Belief is the ground from which all our thinking arises. Life-promoting beliefs produce new thought patterns, feelings, and habitual behavior that will increasingly carry us forward like current on a river toward all the destinations we would most like to reach. “Less and less do you need to force things,” the Tao Te Ching, a classic Chinese text of philosophical guidance, tells us. “When nothing is [forcefully] done, nothing is left undone.”
The Road Forward
The Old English term foreweard is the root of our word “forward.” Foreweard carried such meanings as “inclined to the front,” “early,” and “former.” We very much like these connotations. When we’re living out in front of our lives we’re not hiding behind anything. When we’re early in our living we’re not overthinking things or involved with security operations that emerge downstream of our negative thoughts. As a result we’re more spontaneous, open, ourselves. We might conceptualize trauma recovery as return to our former, pre-trauma selves.

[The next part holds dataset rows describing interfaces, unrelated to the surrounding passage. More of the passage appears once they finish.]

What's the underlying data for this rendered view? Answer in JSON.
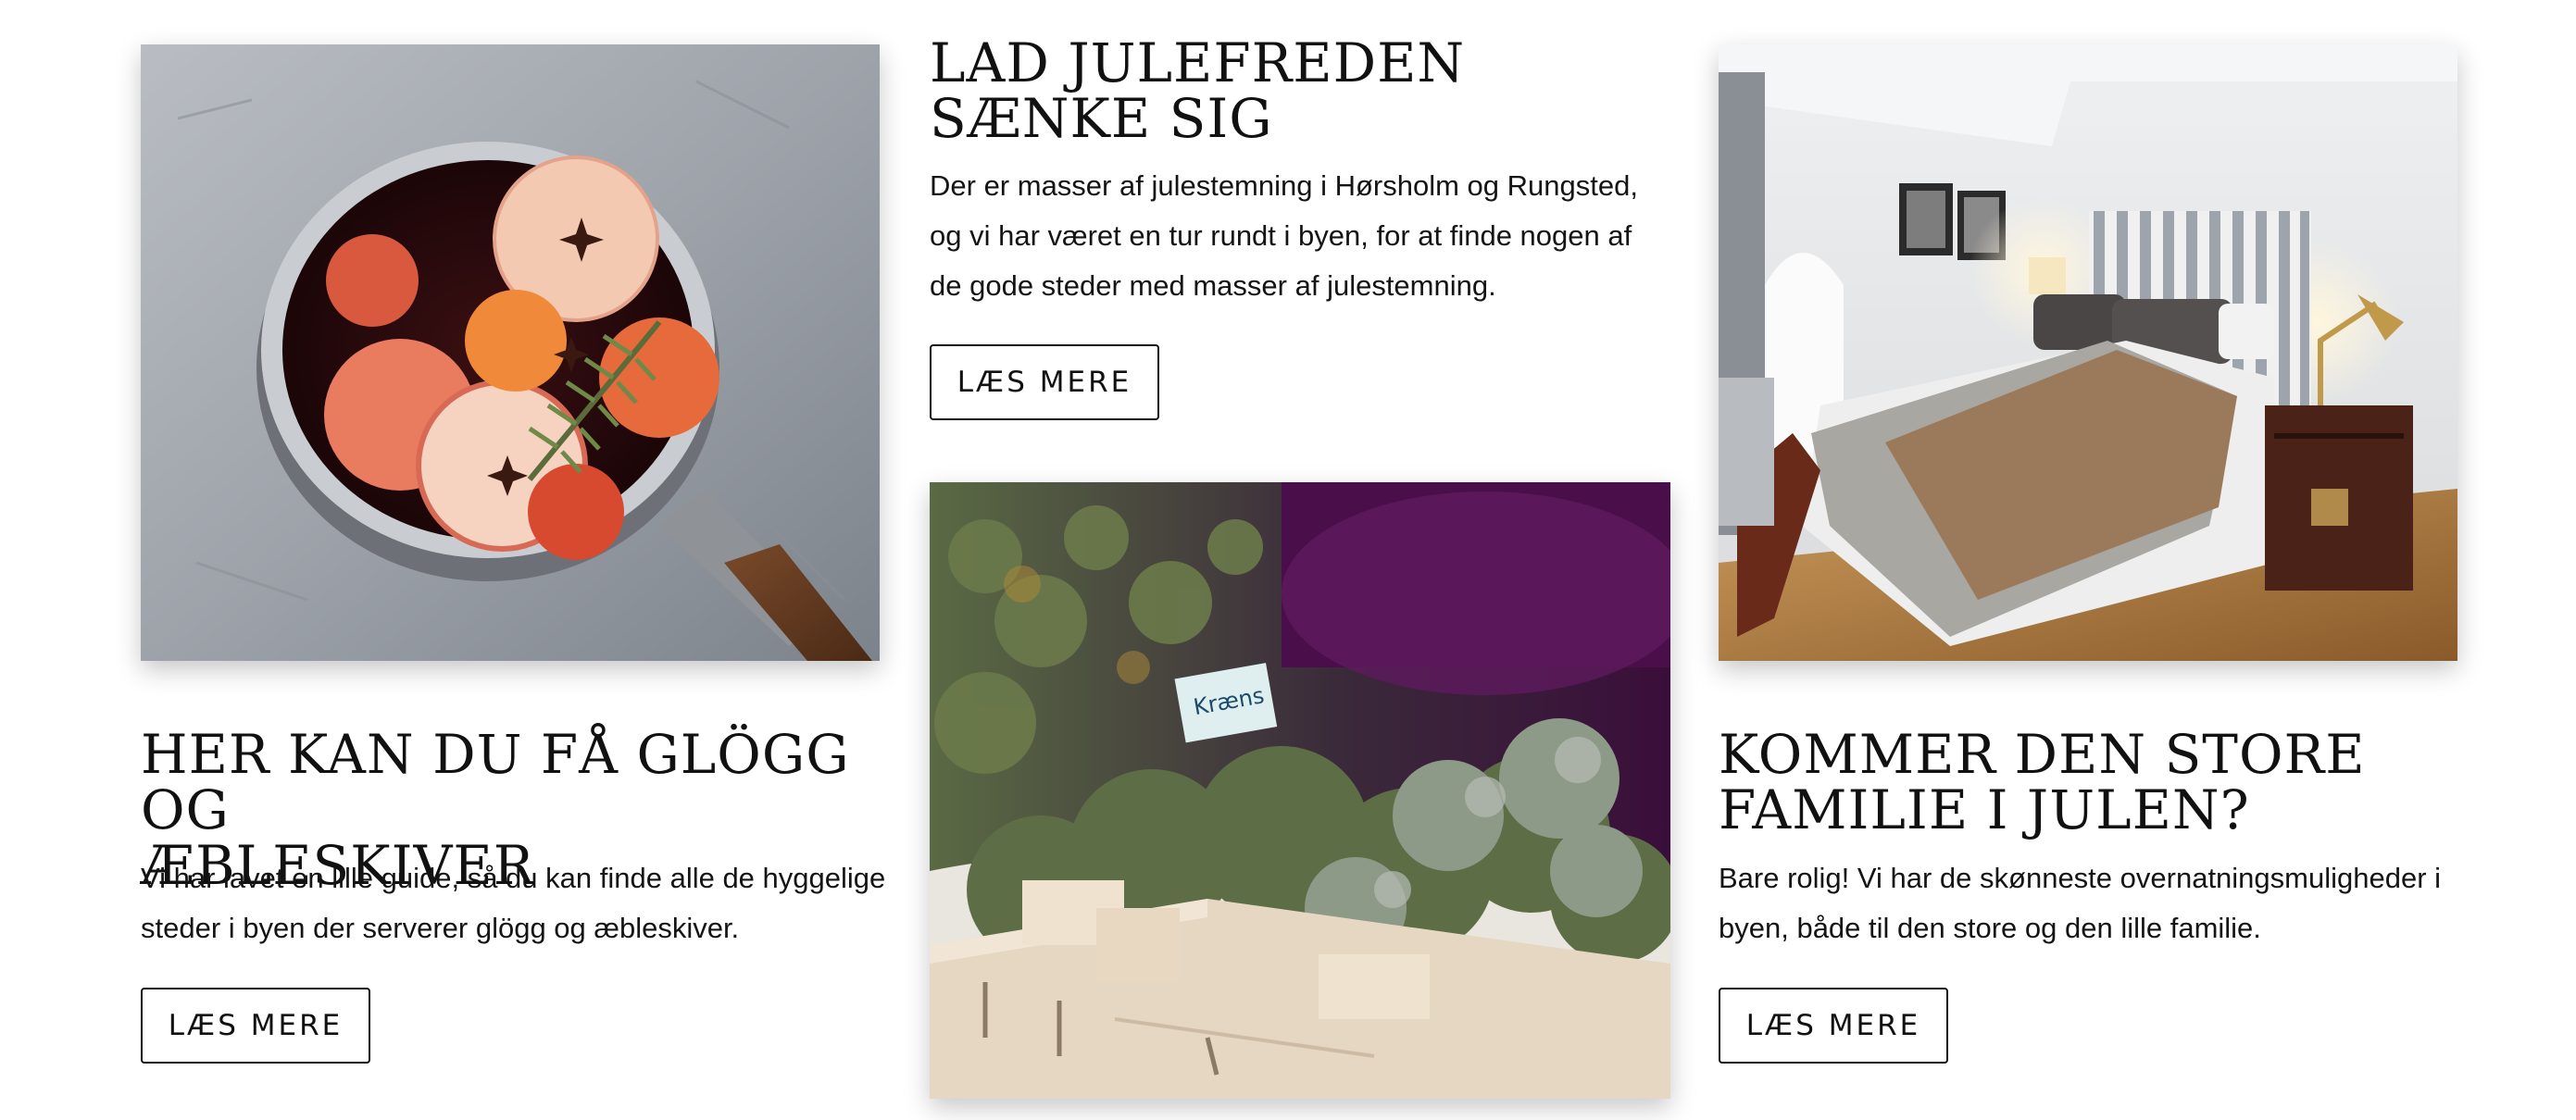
{
  "cards": [
    {
      "title_lines": [
        "HER KAN DU FÅ GLÖGG OG",
        "ÆBLESKIVER"
      ],
      "body": "Vi har lavet en lille guide, så du kan finde alle de hyggelige steder i byen der serverer glögg og æbleskiver.",
      "button": "LÆS MERE",
      "image": "mulled-wine-pot-photo"
    },
    {
      "title_lines": [
        "LAD JULEFREDEN",
        "SÆNKE SIG"
      ],
      "body": "Der er masser af julestemning i Hørsholm og Rungsted, og vi har været en tur rundt i byen, for at finde nogen af de gode steder med masser af julestemning.",
      "button": "LÆS MERE",
      "image": "christmas-greenery-crate-photo",
      "image_label": "Kræns"
    },
    {
      "title_lines": [
        "KOMMER DEN STORE",
        "FAMILIE I JULEN?"
      ],
      "body": "Bare rolig! Vi har de skønneste overnatningsmuligheder i byen, både til den store og den lille familie.",
      "button": "LÆS MERE",
      "image": "hotel-bedroom-photo"
    }
  ]
}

Buddhism’s first noble truth is “Life is suffering.” All the great world paths give us their version of the declaration “Happiness is our birthright.” Such statements do not contradict each other: they are, rather, like two feet walking. Every hour of every day brings its form of suffering. Something doesn’t go our way. Someone says an unkind word. Our physical comfort or wellness is threatened in ways great or small.

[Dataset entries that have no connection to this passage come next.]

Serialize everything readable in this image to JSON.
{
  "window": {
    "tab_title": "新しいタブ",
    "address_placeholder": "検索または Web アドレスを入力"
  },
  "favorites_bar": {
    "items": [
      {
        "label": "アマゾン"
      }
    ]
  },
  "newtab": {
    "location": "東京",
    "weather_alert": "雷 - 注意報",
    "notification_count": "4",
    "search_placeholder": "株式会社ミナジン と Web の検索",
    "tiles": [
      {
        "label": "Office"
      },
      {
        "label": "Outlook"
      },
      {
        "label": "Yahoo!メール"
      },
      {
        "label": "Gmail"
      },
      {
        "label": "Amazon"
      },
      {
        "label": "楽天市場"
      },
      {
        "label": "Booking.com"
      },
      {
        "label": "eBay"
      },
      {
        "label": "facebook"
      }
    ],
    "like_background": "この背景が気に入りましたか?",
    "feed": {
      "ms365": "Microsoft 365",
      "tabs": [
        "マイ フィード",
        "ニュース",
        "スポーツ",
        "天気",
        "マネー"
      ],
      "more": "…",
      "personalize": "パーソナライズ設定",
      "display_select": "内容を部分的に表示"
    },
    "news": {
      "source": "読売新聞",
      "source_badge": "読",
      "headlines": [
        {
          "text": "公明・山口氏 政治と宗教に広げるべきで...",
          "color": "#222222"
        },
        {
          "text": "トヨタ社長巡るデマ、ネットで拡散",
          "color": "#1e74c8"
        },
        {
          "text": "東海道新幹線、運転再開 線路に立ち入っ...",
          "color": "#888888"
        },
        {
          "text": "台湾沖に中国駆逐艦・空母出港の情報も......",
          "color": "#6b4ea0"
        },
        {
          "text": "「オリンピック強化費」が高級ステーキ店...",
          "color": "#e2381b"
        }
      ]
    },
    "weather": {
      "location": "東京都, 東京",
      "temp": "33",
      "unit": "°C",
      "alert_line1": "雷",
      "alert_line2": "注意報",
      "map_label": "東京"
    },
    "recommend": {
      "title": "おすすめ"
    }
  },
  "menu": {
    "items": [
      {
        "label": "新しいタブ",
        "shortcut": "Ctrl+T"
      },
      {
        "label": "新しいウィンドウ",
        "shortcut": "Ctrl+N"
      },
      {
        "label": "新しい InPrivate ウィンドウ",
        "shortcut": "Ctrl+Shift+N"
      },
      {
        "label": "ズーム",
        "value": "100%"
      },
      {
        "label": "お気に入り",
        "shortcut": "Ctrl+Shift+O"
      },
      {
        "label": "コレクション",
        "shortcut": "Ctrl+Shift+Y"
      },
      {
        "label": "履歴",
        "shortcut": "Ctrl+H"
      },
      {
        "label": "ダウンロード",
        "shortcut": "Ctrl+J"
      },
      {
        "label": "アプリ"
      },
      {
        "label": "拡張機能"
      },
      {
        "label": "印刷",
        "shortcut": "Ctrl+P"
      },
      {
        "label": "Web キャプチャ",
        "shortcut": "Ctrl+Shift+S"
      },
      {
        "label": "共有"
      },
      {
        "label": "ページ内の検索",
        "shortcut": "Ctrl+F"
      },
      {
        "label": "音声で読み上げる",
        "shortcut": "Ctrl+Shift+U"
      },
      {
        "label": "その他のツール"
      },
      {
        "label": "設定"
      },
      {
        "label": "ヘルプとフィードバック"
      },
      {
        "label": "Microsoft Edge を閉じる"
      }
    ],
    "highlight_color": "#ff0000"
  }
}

Yet whatever the circumstances of our lives we have the possibility of using these to experience and deepen the happiness that is at the center of human living and dying.
We can consider cognition and physicality the walls, floor, and roof of our first home. What we think and how we carry ourselves through our days and nights provide the primary structure in which we live. Any structures farther away than this—our physical houses, nation states, and so on—are perhaps less influential in regard to our happiness than this first.

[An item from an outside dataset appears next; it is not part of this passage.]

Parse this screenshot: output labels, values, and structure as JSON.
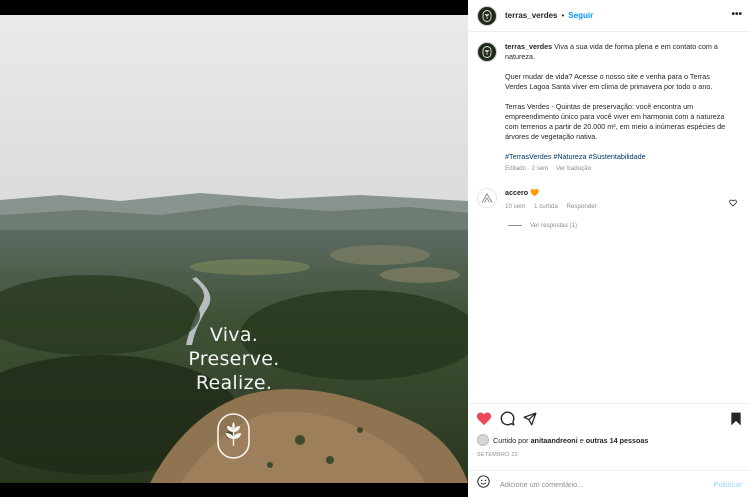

People with very little outside structure regularly live profoundly happy, meaningful lives. And people who seem from the outside to “have it all” are sometimes so unhappy they kill themselves. It seems the Greek Stoics had it right: it’s not what befalls us but what we tell ourselves that determines the quality of our human experience.
Any road forward is no other than the ground beneath our feet. We are, in fact, always already on the path.
©2018 by Julie K. Staples and Daniel Mintie.
Reprinted with permission of the publisher,
Healing Arts Press. www.InnerTraditions.com
Reclaiming Life after Trauma: Healing PTSD with Cognitive-Behavioral Therapy and Yoga
by Daniel Mintie, LCSW and Julie K. Staples, Ph.D.
Drawing on many years of clinical work and their experience administering the successful Integrative Trauma Recovery Program, the authors help readers understand PTSD as a mind-body disorder from which we can use our own minds and bodies to recover. Woven throughout the book are inspiring real-life accounts of PTSD recoveries showing how men and women of all ages have used these tools to reclaim their vitality, physical health, peace, and joy.
About the Author
Daniel Mintie, LCSW, is a cognitive-behavioral therapist, researcher, and trainer with over 27 years’ experience healing trauma. Along with Julie K. Staples, Ph.D., he developed an Integrative Trauma Recovery Program combining yoga and cognitive-behavioral therapy for healing PTSD. Daniel lives in New Mexico and conducts mind-body wellness workshops at universities and training centers worldwide.
Julie K. Staples, Ph.D., is the Research Director at the Center for Mind-Body Medicine in Washington, D.C., adjunct Assistant Professor at Georgetown University, and a certified Kundalini yoga teacher. Along with Daniel Mintie, LCSW, she developed an Integrative Trauma Recovery Program combining yoga and cognitive-behavioral therapy for healing PTSD. Julie lives in New Mexico and conducts mind-body wellness workshops at universities and training centers worldwide.